As you put the fallen tree leaves on the compost pile be sure they are thoroughly watered down.
Otherwise, you will find dry undecomposed areas next fall when you start to use them. Let the sprinkler run 15 to 30 minutes on them after each day’s addition to the pile.
To keep out the earthworms that destroy so much valuable organic matter, scatter 50% chlordane on the ground before you put any leaves on the pile. Or drench the soil with chlordane emulsion. Its effect will last a number of years.
Seeds of both annual flowers that normally self-sow, and all hardy flowers, but especially those known for poor germination, can be sown in pots, flats, or directly in the cold frame any time this month.
Sowing of Annual Flowers
Sow in an inch layer of equal parts sand and peat. Sift soil beneath as well as the seed layer through a ¼” sieve to get rid of lumps. Write on painted wood labels with India ink. Use at least a 6” label. Shorter ones heave out.
Make a last effort to get rid of slugs by scattering one of the prepared slug baits. It only takes a little in each pot. If sowbugs have been a problem dust or spray with chlordane.
New Hardy Flowers
Any new hardy flowers that you get now are better potted up and the roots plunged in sand or peat in a cold frame for the winter.
If a sash is put over them they will get rooted before freezing weather. Use a soil mixture that contains plenty of peat and sand to make it well drained and easy for roots to penetrate.
Gardening With Bricks
Have you your share of the slum clearance or freeway clearance bricks from the town dump?
There is still time to build brick walks or patios before winter. To avoid what I call “winter killing” of bricks, leave the soft, burned ones in the dump. Set bricks on an inch of sand or sifted cinders.
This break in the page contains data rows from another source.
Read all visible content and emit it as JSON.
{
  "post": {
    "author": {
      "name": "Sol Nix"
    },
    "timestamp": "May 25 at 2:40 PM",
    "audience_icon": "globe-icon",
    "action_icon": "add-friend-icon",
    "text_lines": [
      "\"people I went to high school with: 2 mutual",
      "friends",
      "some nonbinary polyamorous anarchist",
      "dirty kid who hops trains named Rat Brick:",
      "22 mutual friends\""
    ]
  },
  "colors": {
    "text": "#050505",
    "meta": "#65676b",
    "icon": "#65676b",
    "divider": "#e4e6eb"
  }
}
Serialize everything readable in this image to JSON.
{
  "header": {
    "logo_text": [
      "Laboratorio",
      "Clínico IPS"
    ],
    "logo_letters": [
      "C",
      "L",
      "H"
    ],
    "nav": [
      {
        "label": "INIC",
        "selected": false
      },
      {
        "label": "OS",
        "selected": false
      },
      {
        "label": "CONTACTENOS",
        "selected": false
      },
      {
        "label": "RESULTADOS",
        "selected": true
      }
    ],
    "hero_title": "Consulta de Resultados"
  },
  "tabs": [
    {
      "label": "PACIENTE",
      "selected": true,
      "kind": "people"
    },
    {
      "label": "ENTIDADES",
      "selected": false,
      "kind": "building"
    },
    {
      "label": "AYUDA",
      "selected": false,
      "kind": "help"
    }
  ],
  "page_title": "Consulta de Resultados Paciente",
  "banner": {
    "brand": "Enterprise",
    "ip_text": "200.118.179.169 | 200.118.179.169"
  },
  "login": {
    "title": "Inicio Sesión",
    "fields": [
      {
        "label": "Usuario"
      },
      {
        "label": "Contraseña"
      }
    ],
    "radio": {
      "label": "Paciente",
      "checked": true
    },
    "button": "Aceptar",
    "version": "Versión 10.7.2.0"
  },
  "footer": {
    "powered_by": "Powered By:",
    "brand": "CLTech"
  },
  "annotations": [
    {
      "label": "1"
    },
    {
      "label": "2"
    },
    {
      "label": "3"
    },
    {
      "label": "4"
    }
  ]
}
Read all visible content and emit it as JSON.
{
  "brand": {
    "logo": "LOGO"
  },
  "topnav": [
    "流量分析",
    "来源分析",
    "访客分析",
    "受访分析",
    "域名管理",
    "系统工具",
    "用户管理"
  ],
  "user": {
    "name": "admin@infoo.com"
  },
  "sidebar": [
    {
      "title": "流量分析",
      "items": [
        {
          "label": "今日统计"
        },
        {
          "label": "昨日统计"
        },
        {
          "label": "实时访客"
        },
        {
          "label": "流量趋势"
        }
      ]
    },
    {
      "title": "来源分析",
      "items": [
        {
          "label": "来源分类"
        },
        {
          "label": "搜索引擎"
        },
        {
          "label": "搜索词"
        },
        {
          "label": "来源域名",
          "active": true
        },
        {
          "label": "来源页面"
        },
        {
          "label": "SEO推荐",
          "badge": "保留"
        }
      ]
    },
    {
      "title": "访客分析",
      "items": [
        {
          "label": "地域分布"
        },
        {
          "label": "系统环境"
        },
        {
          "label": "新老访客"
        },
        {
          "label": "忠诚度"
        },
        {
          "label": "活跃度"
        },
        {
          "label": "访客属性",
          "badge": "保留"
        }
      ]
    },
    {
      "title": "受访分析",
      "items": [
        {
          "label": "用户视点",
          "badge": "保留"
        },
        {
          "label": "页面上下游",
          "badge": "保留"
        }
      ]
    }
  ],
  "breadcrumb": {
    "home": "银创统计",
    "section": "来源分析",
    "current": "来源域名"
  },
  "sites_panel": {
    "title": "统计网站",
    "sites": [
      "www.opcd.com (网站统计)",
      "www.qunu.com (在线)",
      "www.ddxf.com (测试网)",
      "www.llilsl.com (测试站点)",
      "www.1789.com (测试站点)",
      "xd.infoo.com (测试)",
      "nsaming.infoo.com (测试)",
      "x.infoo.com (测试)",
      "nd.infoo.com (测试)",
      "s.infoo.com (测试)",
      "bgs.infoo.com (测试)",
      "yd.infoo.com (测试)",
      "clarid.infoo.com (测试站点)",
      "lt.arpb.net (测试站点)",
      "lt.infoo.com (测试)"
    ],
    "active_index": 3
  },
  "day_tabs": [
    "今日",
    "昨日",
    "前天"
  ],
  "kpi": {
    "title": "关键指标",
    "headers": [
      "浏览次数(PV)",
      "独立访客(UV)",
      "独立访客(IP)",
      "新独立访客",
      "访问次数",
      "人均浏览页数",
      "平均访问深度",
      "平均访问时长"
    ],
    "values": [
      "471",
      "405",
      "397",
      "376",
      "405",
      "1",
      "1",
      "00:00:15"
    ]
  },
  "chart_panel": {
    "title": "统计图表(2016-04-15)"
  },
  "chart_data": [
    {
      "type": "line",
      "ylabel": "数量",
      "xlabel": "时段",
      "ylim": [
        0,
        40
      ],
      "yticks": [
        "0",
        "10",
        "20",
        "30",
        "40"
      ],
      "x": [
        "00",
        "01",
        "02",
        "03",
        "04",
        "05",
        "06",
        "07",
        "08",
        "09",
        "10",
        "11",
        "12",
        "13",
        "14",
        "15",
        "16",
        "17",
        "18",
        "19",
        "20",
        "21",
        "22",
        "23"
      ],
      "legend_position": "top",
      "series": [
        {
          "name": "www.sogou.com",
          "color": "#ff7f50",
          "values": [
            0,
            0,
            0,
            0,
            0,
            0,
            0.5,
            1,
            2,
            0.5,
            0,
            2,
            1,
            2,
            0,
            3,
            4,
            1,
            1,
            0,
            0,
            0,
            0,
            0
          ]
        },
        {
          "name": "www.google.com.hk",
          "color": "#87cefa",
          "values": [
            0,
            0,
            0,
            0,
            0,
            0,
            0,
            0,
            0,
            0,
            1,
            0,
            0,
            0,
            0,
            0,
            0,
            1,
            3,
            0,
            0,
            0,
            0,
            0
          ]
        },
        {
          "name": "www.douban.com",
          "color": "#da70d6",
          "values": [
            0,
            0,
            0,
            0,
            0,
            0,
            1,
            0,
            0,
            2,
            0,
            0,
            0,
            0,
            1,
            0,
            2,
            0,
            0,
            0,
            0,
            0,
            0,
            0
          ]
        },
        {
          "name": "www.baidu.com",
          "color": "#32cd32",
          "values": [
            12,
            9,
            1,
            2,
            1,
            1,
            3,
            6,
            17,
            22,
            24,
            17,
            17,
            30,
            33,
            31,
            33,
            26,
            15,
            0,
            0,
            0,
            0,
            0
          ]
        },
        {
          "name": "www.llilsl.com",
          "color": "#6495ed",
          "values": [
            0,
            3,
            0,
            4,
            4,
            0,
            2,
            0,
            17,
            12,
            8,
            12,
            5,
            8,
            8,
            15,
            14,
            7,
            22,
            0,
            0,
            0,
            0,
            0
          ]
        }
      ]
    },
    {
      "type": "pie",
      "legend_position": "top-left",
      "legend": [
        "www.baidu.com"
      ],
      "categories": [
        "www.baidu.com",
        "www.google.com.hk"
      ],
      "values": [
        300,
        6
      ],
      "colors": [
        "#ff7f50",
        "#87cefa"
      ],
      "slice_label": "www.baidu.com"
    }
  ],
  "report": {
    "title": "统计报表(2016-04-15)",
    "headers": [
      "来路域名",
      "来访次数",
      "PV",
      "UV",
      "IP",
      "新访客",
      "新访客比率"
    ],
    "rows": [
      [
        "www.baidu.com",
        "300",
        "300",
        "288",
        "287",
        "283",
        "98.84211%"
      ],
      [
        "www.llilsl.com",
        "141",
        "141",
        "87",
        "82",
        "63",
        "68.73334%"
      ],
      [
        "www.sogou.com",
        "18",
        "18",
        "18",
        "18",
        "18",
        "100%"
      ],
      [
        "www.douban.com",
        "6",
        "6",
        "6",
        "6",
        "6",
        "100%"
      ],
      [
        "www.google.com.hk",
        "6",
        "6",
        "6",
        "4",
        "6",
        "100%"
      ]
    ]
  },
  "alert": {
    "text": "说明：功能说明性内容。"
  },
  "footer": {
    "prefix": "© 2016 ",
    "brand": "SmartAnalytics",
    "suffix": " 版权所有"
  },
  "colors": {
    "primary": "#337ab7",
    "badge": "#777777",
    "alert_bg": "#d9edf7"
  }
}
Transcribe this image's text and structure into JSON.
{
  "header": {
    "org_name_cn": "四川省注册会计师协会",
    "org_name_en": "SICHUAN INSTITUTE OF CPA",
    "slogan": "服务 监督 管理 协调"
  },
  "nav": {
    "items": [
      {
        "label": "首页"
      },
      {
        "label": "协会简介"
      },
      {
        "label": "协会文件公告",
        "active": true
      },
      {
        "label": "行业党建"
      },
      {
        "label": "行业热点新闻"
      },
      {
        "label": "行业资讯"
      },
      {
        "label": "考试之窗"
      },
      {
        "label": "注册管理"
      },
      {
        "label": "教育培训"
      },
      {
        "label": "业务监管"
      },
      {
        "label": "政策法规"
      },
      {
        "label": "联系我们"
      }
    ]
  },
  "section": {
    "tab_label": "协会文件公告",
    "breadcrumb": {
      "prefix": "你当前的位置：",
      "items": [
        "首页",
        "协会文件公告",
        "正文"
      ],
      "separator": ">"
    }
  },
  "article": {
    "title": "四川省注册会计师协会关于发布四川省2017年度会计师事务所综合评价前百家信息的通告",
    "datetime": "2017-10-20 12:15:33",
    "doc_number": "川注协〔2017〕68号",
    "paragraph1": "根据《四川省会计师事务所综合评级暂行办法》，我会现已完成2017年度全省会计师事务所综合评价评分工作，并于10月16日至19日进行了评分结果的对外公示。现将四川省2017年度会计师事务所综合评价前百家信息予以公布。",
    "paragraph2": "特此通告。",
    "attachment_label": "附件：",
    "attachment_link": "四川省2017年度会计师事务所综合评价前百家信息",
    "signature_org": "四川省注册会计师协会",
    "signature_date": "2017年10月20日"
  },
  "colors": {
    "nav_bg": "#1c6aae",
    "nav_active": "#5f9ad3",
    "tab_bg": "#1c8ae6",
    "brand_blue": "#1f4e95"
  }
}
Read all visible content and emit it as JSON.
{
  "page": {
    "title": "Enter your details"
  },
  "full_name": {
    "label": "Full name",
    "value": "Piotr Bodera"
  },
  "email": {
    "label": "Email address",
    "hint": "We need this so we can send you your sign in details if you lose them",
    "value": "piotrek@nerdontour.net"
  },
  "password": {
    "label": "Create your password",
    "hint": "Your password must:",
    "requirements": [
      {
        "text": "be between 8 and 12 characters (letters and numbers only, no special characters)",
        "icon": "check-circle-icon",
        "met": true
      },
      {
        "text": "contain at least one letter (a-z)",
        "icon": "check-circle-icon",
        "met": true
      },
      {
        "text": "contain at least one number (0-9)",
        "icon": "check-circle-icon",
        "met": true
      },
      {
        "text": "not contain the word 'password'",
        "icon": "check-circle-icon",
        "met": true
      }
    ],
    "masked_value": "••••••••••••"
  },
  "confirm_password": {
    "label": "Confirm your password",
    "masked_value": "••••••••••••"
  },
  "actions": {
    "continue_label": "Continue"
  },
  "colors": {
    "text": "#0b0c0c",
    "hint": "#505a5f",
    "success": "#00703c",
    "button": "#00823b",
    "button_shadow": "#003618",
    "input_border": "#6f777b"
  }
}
After they are all laid, scatter sand over the top and sweep it into the cracks. Then sow seeds that you have in surplus into the cracks.
This past summer I gave away around 1,000 seedlings of cardinal flowers (lobelia) that came up on my walks. I collected over 100 seedlings of Japanese primrose from another section.
If you are trying mist propagation and cannot find a satisfactory nozzle try one from a Windex or moth spray bottle.
If it does not clog from sediment in the pipes it does a wonderful job. Or get ⅛” plastic tubing and with a very fine needle prick a hole in it every three or four inches. It’s tricky, so get more tubing than you think you need.
Planting in a Cold Frames
Cuttings that I rooted this summer and early fall are all planted in almost pure peat in cold frames. There is just enough sand and soil mixed in to give it a better feel. They were watered with a liquid fertilizer sold for African violets.
The sash on the frame will keep them growing quite late. As freezing weather begins sash will be covered with ¼” fiberglass batting. It lets light through but reduces freezing and thawing.
Inside the Cold Frames
Since I was trying to see just what I could root the frames have a little bit of everything in them:
- English ivy,
- Ilex Hetzi,
- Hardy fuchsia,
- Viburnum Chenaulti and Burkwoodi,
- Berberis eandidula,
- Dwarf roses,
- Cherry laurel,
… and so on.
I hope to have several nice box hedges from the assorted kinds I rooted.
44659 by Na